Post-2005, a disaster management control room, which is unarguably one of the most equipped in the country, was set up for the city and suburbs, having a coordination centre for all nodal and ancillary services, including the navy and the coast guard and 5,000 CCTVs that give live feeds. The staffers were coordinated, firemen and rescue ops moved in sync with issues relayed from the control room.
This control room prevented the panic and disarray that ensues in civic operations in such events.
Most importantly, within hours of the fury of the rain and wind subsiding, the water from our streets was out and the streets were normal. This time, unlike 2005, the water was out as soon as the rains subsided. What lasted long was a halt in transportation as the Railways couldn't resume full-scale services until the next evening.
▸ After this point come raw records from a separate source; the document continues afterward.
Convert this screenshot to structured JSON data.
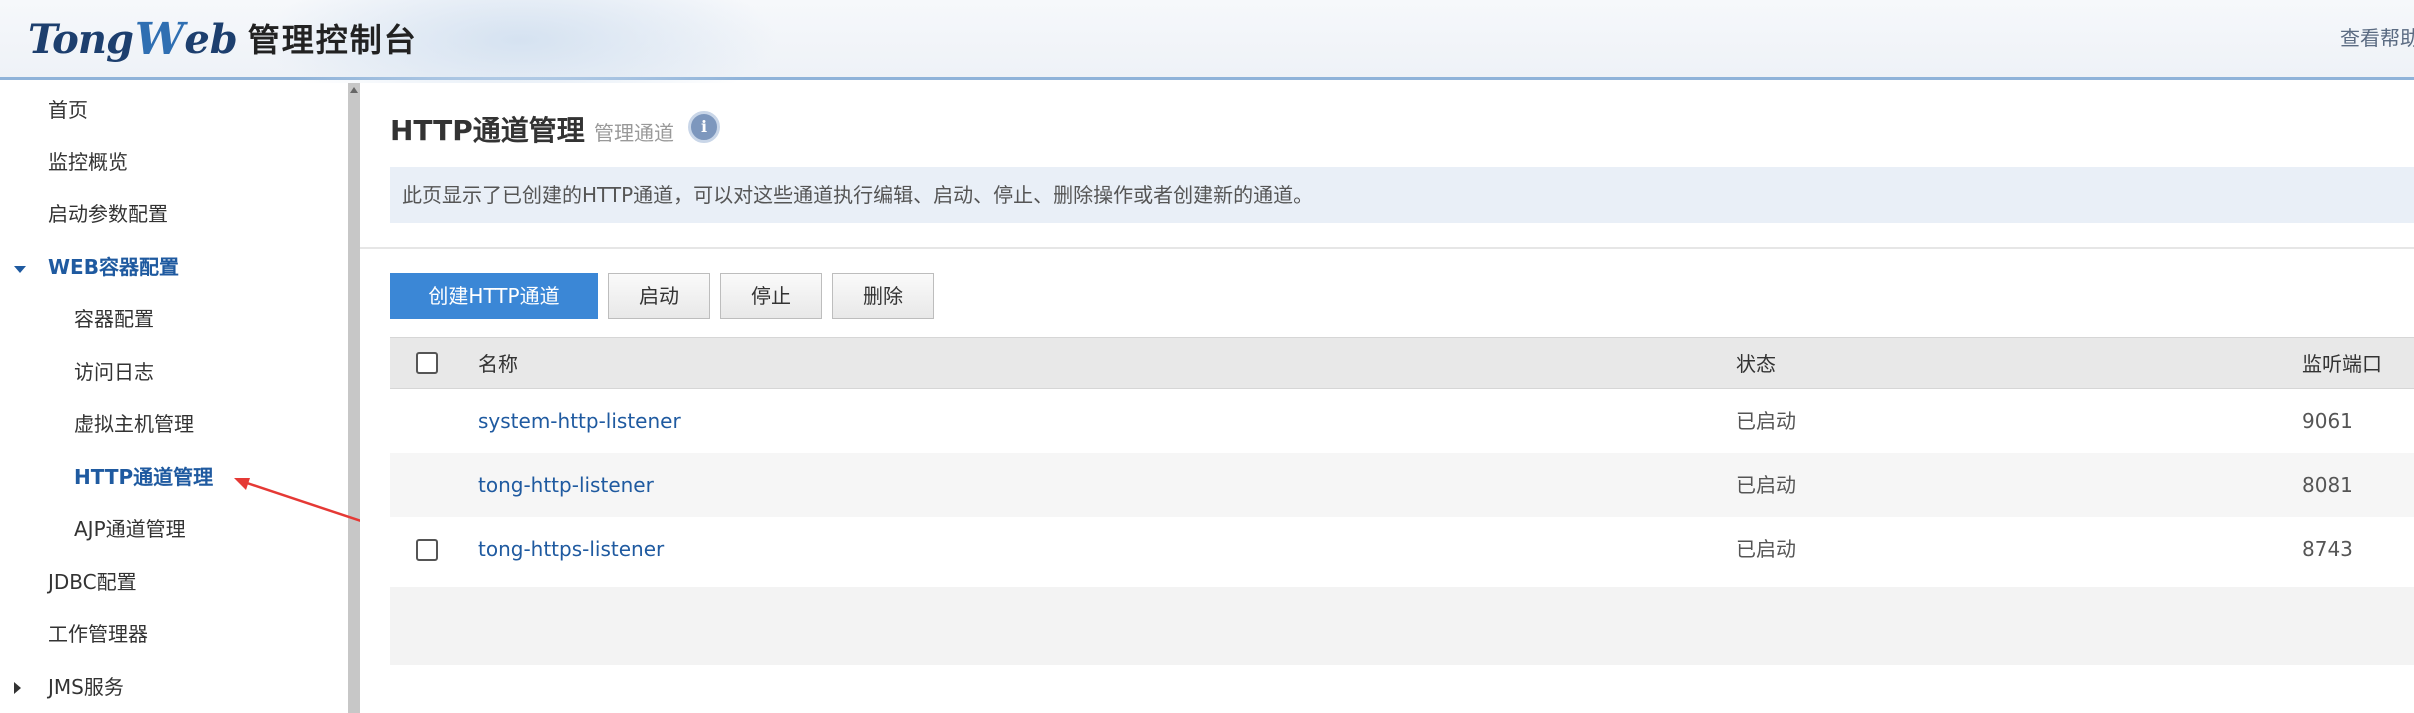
{
  "header": {
    "logo_part1": "Tong",
    "logo_part2": "W",
    "logo_part3": "eb",
    "logo_cn": "管理控制台",
    "help_label": "查看帮助"
  },
  "sidebar": {
    "items": [
      {
        "label": "首页"
      },
      {
        "label": "监控概览"
      },
      {
        "label": "启动参数配置"
      },
      {
        "label": "WEB容器配置"
      },
      {
        "label": "容器配置"
      },
      {
        "label": "访问日志"
      },
      {
        "label": "虚拟主机管理"
      },
      {
        "label": "HTTP通道管理"
      },
      {
        "label": "AJP通道管理"
      },
      {
        "label": "JDBC配置"
      },
      {
        "label": "工作管理器"
      },
      {
        "label": "JMS服务"
      }
    ]
  },
  "main": {
    "title": "HTTP通道管理",
    "subtitle": "管理通道",
    "info_icon": "i",
    "description": "此页显示了已创建的HTTP通道，可以对这些通道执行编辑、启动、停止、删除操作或者创建新的通道。",
    "buttons": {
      "create": "创建HTTP通道",
      "start": "启动",
      "stop": "停止",
      "delete": "删除"
    },
    "table": {
      "columns": [
        "名称",
        "状态",
        "监听端口"
      ],
      "rows": [
        {
          "name": "system-http-listener",
          "status": "已启动",
          "port": "9061"
        },
        {
          "name": "tong-http-listener",
          "status": "已启动",
          "port": "8081"
        },
        {
          "name": "tong-https-listener",
          "status": "已启动",
          "port": "8743"
        }
      ]
    }
  },
  "colors": {
    "accent": "#1f5aa0",
    "primary_button": "#3b87d6",
    "annotation_arrow": "#e53935"
  }
}
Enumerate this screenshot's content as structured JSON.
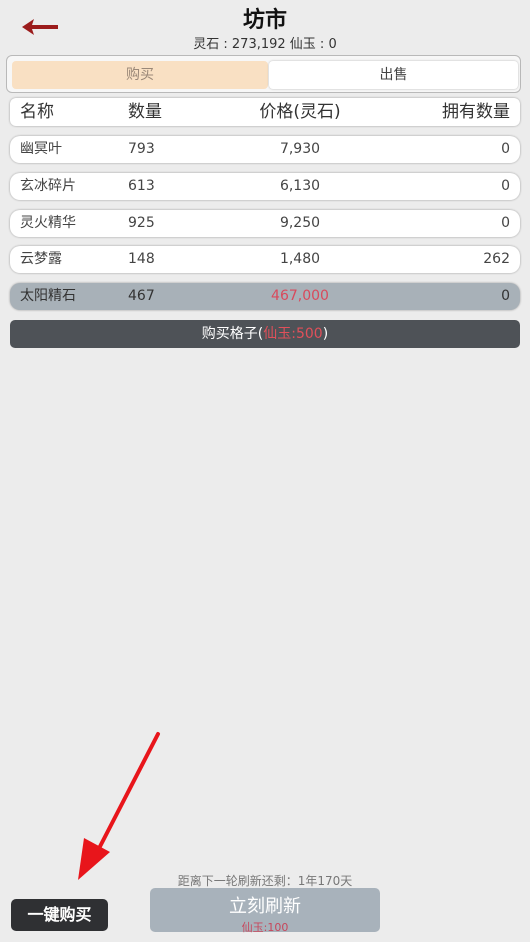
{
  "header": {
    "title": "坊市",
    "currency_text": "灵石 : 273,192  仙玉 : 0"
  },
  "tabs": {
    "buy_label": "购买",
    "sell_label": "出售"
  },
  "table": {
    "columns": {
      "name": "名称",
      "qty": "数量",
      "price": "价格(灵石)",
      "owned": "拥有数量"
    },
    "rows": [
      {
        "name": "幽冥叶",
        "qty": "793",
        "price": "7,930",
        "owned": "0"
      },
      {
        "name": "玄冰碎片",
        "qty": "613",
        "price": "6,130",
        "owned": "0"
      },
      {
        "name": "灵火精华",
        "qty": "925",
        "price": "9,250",
        "owned": "0"
      },
      {
        "name": "云梦露",
        "qty": "148",
        "price": "1,480",
        "owned": "262"
      },
      {
        "name": "太阳精石",
        "qty": "467",
        "price": "467,000",
        "owned": "0"
      }
    ]
  },
  "buy_slot": {
    "prefix": "购买格子(",
    "cost": "仙玉:500",
    "suffix": ")"
  },
  "refresh": {
    "timer_text": "距离下一轮刷新还剩：1年170天",
    "button_label": "立刻刷新",
    "cost": "仙玉:100"
  },
  "one_click_buy_label": "一键购买",
  "colors": {
    "accent_red": "#d94a5c",
    "tab_active": "#f9e0c3",
    "dark_button": "#2f3033"
  }
}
Additionally, 70 municipal schools across the city were opened up and more than 5,000 people took shelter overnight.”
Except that on July 26th 2005 it had rained three times more than on August 29th2017 and the warning to not to venture out came far too late according all the stakeholders that Outlook spoke to.
According to the white paper (prepared from information by the Civic body through RTI) published by Praja, more than 50% of complaints (42001) filed in 2016 by the citizens about various civic issues (81555), top three remain about roads, buildings and drainage. Only 58% of the total complaints were closed.
However, picture this. Replacement of a manhole took 21 days when the citizen’s charter recommends action in 1 day. A choked drainage complaint took 11 days and over-flowing manholes take 20 days for the problem to be solved.
Urban planners and activists list out several such factors including the disaster management plan, cleaning and dredging of nullahs, Mithi river, better response from the railways and most importantly communication between different agencies that are responsible for the city. Not to mention the dilapidated buildings in which hapless people continue to live for they have no viable option. And that issue comes under yet another department.
Milind Deora, former MP from South Mumbai, underlines the lack of coordination. “The real issue is who represents this city. Regardless of party politics, too many agencies (such as the BMC, departments of state government, fire, railways etc) are reporting to different bosses. Consequently, there is no cohesive plan, no one is in charge of the city in times of disasters. I have seen this in 2005, during terror attacks and now. Unless there is direct election for the Mayor’s post and he or she is empowered to take decisions, such collapse cannot be prevented. At the moment, no one is running the city.”
Mhaske says accountability and fixing of responsibility is crucial to making some headway in managing the mess that the city is in. “If any of these, the BMC commissioner or minister of urban development were a private job, that person would have lost the job.”
Instead more than 50 people lost their lives.
Several clean up drives will soon be organized by citizen’s groups to clean up the garbage thrown by the sea one more time as the last day of Ganesh festival concludes and the rains start to wind up slowly. Until next year.